We spent the last full day of our European adventure revisiting a few special spots in Dublin. The National Museum takes us back to earliest Celtic times, and makes me crave their jewelry. Don’t know what else they were wearing, but their use of gold 4,500 years ago is not to be believed.
Peat bogs are wonderful for keeping things safe over the centuries, and it is astonishing to see what comes out of the ground. Makes you wonder what else is still there.
Lots of other trinkets here, including the breathtaking Tara Brooch. Although the brooch is named after the Hill of Tara, traditionally seen as the seat of the High Kings of Ireland, the Tara Brooch has no connection to either. The brooch was supposedly found in August 1850 on the beach at 30 miles north of Dublin. A peasant woman claimed to have found it in a box buried in the sand and then it was sold to a Dublin jeweler who renamed it the “Tara Brooch” to make it more appealing. That worked.
When the Vikings came in the 8th century, things got a lot more interesting, and occasionally a lot more bloody. New technology and a currency system came on the scene, both very helpful.
Bogs also do a great job of preserving bodies, and several ancient ones in amazing condition are presented here. But I’ll spare you their remains.
Across from our hotel is a building called the Bank of Ireland, but which started life as the Irish Parliament in 1727, the world’s first purpose-built two-chamber parliament house. It served as the seat of both chambers (the Lords and Commons) for most of the 18th century, until that parliament was abolished by the Act of Union of 1800, when Ireland became part of the UK. Not a happy time. In order to discourage further large meetings, the main chamber was reconfigured into smaller spaces, but the House of Lords remains, and the ceremonial mace of state is housed there.
We did take the time to walk into St. Stephen’s Green and have a nice moment by the lake. Lots of other nice moments here. We waved to Oscar Wilde, lounging on Merrion Square across from his home, and said goodbye to all many parts of Dublin that charm us. This is a great city, and it just made us happy to be here once more.
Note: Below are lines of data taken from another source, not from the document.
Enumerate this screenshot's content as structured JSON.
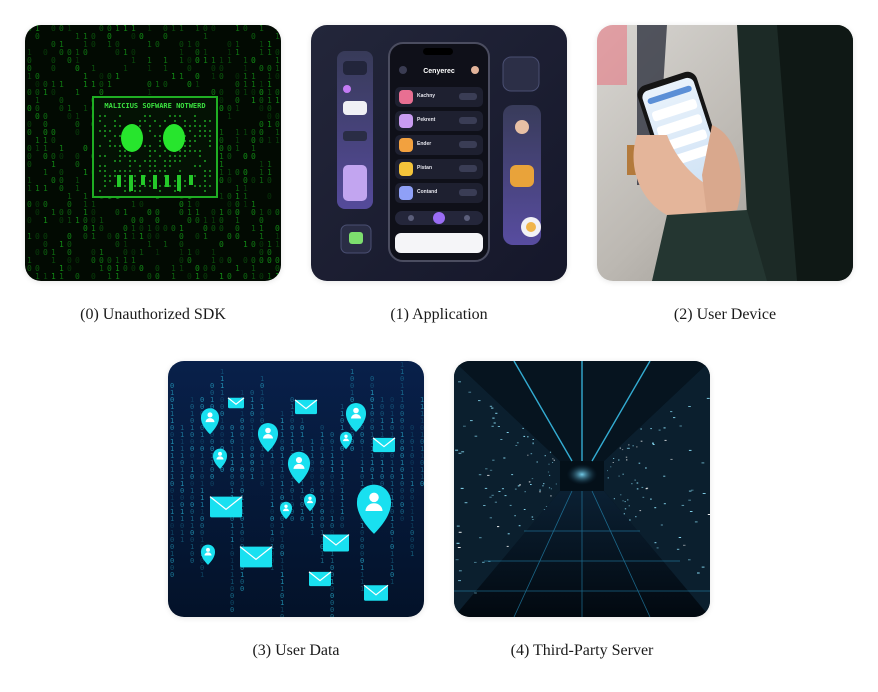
{
  "nodes": [
    {
      "caption": "(0) Unauthorized SDK",
      "image_text": "MALICIUS SOFWARE NOTWERD",
      "icon": "malware-skull-icon"
    },
    {
      "caption": "(1) Application",
      "image_text": "Cenyerec",
      "icon": "app-phone-icon"
    },
    {
      "caption": "(2) User Device",
      "icon": "smartphone-in-hands-icon"
    },
    {
      "caption": "(3) User Data",
      "icon": "data-stream-icon"
    },
    {
      "caption": "(4) Third-Party Server",
      "icon": "server-room-icon"
    }
  ],
  "app_list": [
    "Kachny",
    "Pekrent",
    "Ender",
    "Pistan",
    "Contand"
  ],
  "colors": {
    "matrix_green": "#19c21f",
    "app_purple": "#8f6bf5",
    "data_cyan": "#19e0f0",
    "server_blue": "#3fb2e6"
  }
}
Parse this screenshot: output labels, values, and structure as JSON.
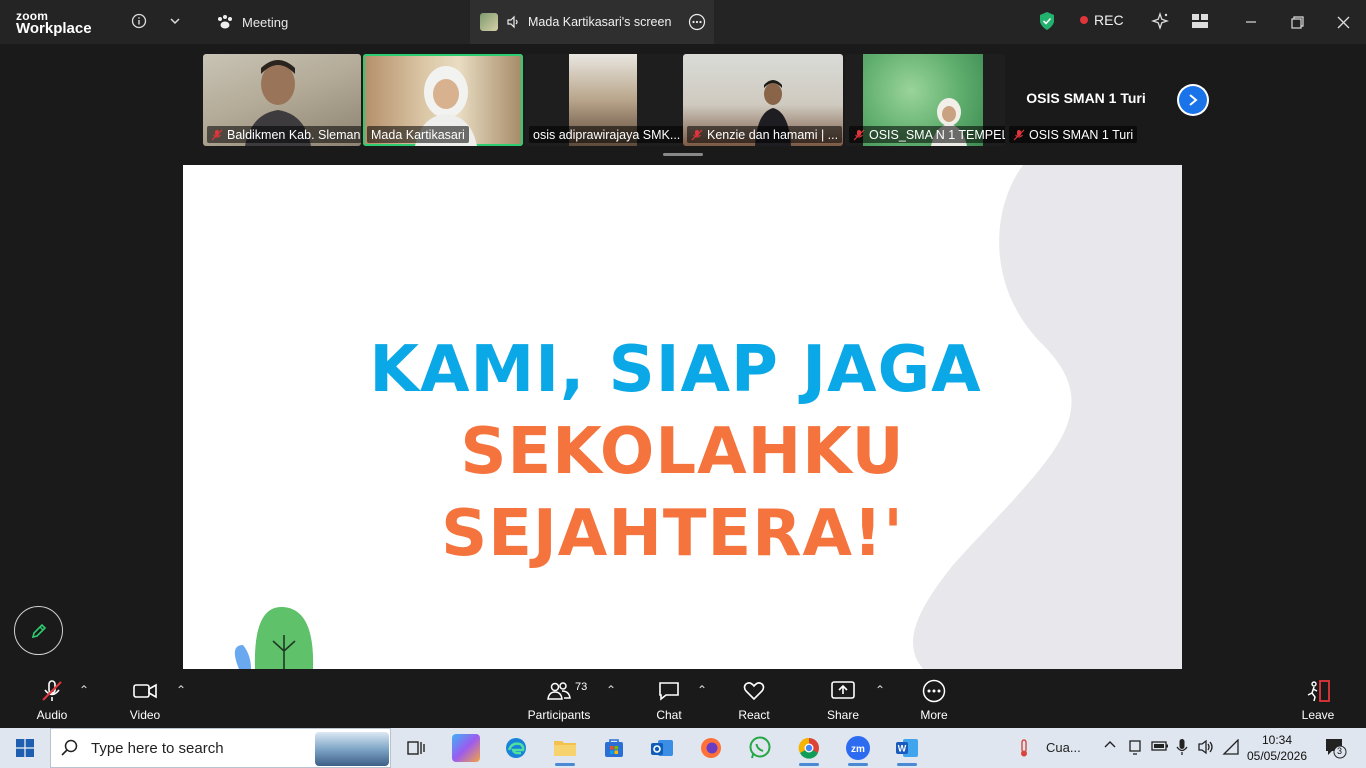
{
  "app": {
    "logo_top": "zoom",
    "logo_bottom": "Workplace",
    "meeting_tab": "Meeting",
    "screen_tab": "Mada Kartikasari's screen",
    "rec_label": "REC"
  },
  "gallery": {
    "tiles": [
      {
        "name": "Baldikmen Kab. Sleman",
        "muted": true
      },
      {
        "name": "Mada Kartikasari",
        "muted": false,
        "active": true
      },
      {
        "name": "osis adiprawirajaya SMK...",
        "muted": false
      },
      {
        "name": "Kenzie dan hamami | ...",
        "muted": true
      },
      {
        "name": "OSIS_SMA N 1 TEMPEL",
        "muted": true
      },
      {
        "name": "OSIS SMAN 1 Turi",
        "muted": true,
        "title": "OSIS SMAN 1 Turi"
      }
    ]
  },
  "slide": {
    "line1": "KAMI, SIAP JAGA",
    "line2": "SEKOLAHKU",
    "line3": "SEJAHTERA!'"
  },
  "toolbar": {
    "audio": "Audio",
    "video": "Video",
    "participants": "Participants",
    "participants_count": "73",
    "chat": "Chat",
    "react": "React",
    "share": "Share",
    "more": "More",
    "leave": "Leave"
  },
  "taskbar": {
    "search_placeholder": "Type here to search",
    "weather": "Cua...",
    "time": "10:34",
    "date": "05/05/2026",
    "notification_count": "3"
  },
  "colors": {
    "slide_blue": "#0aa8e6",
    "slide_orange": "#f5733c",
    "active_border": "#2ecc71",
    "rec_red": "#e0353a",
    "leave_red": "#e0353a"
  }
}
Don’s Food Corner
For my last two meals in Ireland I went traditional. Cottage pie on one day, smoked salmon and brown bread on the other. Each meal was prepared exactly as one would hope and confirms why they are classics enjoyed wherever the Irish and English have cultural roots.
The only somewhat surprising thing about the serving of the cottage pie was that I was asked whether I wanted a baked potato with it. A baked potato in addition to the mounds of mashed potato on top of the meat filling? I opted for a salad instead.
The baked potato offer reminded me, however, of one of our early trips to London in the 1970’s when we went to a pizza place and were served baked potatoes with our pizzas. I remember being somewhat startled by the sight. When I questioned the waitress about it, I got a simple reply: “Ya gotta ‘ave your veg, luv.”